Records supplied Block Start

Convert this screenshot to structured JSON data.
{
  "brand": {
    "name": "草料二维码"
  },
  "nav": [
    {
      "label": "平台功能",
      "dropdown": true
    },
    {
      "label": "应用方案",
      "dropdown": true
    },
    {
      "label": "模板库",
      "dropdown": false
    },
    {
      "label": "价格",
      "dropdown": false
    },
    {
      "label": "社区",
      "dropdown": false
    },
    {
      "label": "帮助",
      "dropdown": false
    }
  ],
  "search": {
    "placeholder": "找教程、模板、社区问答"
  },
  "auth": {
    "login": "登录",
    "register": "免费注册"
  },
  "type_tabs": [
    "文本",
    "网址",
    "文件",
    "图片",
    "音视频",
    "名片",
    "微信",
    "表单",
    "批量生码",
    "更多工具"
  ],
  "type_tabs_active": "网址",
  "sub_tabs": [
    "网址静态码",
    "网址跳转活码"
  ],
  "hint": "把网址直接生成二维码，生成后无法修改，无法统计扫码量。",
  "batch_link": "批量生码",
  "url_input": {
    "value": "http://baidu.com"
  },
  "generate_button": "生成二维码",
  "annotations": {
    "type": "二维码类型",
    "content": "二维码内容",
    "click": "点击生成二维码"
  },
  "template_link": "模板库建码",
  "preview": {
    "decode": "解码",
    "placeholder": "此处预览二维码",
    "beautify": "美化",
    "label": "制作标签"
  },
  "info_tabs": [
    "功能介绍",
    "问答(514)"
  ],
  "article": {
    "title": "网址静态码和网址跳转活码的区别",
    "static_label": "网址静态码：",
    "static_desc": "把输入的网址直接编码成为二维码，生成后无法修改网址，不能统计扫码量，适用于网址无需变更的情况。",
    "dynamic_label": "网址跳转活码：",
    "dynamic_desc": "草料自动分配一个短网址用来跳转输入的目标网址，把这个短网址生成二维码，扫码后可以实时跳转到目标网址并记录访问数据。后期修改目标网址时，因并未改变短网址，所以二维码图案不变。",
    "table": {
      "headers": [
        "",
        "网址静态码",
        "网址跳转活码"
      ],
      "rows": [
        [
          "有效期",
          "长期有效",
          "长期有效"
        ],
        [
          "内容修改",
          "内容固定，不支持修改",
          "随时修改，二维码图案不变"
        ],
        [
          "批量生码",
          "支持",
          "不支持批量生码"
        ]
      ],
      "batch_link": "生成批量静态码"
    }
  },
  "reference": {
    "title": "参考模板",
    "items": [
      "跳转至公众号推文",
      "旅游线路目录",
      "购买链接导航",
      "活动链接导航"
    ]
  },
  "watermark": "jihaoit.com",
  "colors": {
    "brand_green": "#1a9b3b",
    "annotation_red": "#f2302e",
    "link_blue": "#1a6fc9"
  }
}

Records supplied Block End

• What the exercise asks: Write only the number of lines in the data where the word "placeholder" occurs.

• Written answer: 2